» GOAL OF THE EXERCISE:
Copy every line below. Do not alter any of them.

» RECORDS TO PROCESS:
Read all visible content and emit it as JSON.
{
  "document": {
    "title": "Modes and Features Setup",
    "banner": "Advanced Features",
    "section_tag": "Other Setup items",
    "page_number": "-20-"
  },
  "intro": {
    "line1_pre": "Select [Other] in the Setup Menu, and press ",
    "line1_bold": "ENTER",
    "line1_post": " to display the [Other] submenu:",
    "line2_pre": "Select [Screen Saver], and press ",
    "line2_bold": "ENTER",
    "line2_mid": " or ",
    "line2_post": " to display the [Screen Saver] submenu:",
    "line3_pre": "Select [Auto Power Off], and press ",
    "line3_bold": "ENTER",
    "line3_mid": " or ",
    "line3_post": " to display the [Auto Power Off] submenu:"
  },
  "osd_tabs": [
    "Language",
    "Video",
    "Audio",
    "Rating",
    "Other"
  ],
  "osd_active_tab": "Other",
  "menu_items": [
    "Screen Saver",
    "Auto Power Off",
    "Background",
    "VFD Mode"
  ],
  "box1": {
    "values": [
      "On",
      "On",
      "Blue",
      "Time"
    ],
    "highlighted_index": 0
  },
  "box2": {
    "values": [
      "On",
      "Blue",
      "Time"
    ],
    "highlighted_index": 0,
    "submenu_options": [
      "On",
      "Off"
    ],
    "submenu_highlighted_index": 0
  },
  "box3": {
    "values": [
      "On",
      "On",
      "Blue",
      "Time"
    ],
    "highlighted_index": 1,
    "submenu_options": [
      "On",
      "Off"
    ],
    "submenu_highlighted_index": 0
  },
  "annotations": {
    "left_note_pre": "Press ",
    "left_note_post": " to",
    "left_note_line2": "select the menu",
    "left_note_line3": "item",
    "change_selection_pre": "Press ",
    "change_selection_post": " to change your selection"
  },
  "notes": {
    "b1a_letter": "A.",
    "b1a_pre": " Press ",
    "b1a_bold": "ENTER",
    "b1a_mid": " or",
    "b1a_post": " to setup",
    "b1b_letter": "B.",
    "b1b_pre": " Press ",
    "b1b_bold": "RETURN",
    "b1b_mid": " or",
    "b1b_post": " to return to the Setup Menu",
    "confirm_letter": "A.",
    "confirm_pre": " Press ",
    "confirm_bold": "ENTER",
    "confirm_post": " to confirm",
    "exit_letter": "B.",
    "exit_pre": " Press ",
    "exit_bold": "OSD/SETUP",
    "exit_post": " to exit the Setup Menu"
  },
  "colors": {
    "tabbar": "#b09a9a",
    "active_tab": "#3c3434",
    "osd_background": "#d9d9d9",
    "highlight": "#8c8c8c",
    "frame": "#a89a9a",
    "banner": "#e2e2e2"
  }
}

» SOLUTION:
Read all visible content and emit it as JSON.
{
  "document": {
    "title": "Modes and Features Setup",
    "banner": "Advanced Features",
    "section_tag": "Other Setup items",
    "page_number": "-20-"
  },
  "intro": {
    "line1_pre": "Select [Other] in the Setup Menu, and press ",
    "line1_bold": "ENTER",
    "line1_post": " to display the [Other] submenu:",
    "line2_pre": "Select [Screen Saver], and press ",
    "line2_bold": "ENTER",
    "line2_mid": " or ",
    "line2_post": " to display the [Screen Saver] submenu:",
    "line3_pre": "Select [Auto Power Off], and press ",
    "line3_bold": "ENTER",
    "line3_mid": " or ",
    "line3_post": " to display the [Auto Power Off] submenu:"
  },
  "osd_tabs": [
    "Language",
    "Video",
    "Audio",
    "Rating",
    "Other"
  ],
  "osd_active_tab": "Other",
  "menu_items": [
    "Screen Saver",
    "Auto Power Off",
    "Background",
    "VFD Mode"
  ],
  "box1": {
    "values": [
      "On",
      "On",
      "Blue",
      "Time"
    ],
    "highlighted_index": 0
  },
  "box2": {
    "values": [
      "On",
      "Blue",
      "Time"
    ],
    "highlighted_index": 0,
    "submenu_options": [
      "On",
      "Off"
    ],
    "submenu_highlighted_index": 0
  },
  "box3": {
    "values": [
      "On",
      "On",
      "Blue",
      "Time"
    ],
    "highlighted_index": 1,
    "submenu_options": [
      "On",
      "Off"
    ],
    "submenu_highlighted_index": 0
  },
  "annotations": {
    "left_note_pre": "Press ",
    "left_note_post": " to",
    "left_note_line2": "select the menu",
    "left_note_line3": "item",
    "change_selection_pre": "Press ",
    "change_selection_post": " to change your selection"
  },
  "notes": {
    "b1a_letter": "A.",
    "b1a_pre": " Press ",
    "b1a_bold": "ENTER",
    "b1a_mid": " or",
    "b1a_post": " to setup",
    "b1b_letter": "B.",
    "b1b_pre": " Press ",
    "b1b_bold": "RETURN",
    "b1b_mid": " or",
    "b1b_post": " to return to the Setup Menu",
    "confirm_letter": "A.",
    "confirm_pre": " Press ",
    "confirm_bold": "ENTER",
    "confirm_post": " to confirm",
    "exit_letter": "B.",
    "exit_pre": " Press ",
    "exit_bold": "OSD/SETUP",
    "exit_post": " to exit the Setup Menu"
  },
  "colors": {
    "tabbar": "#b09a9a",
    "active_tab": "#3c3434",
    "osd_background": "#d9d9d9",
    "highlight": "#8c8c8c",
    "frame": "#a89a9a",
    "banner": "#e2e2e2"
  }
}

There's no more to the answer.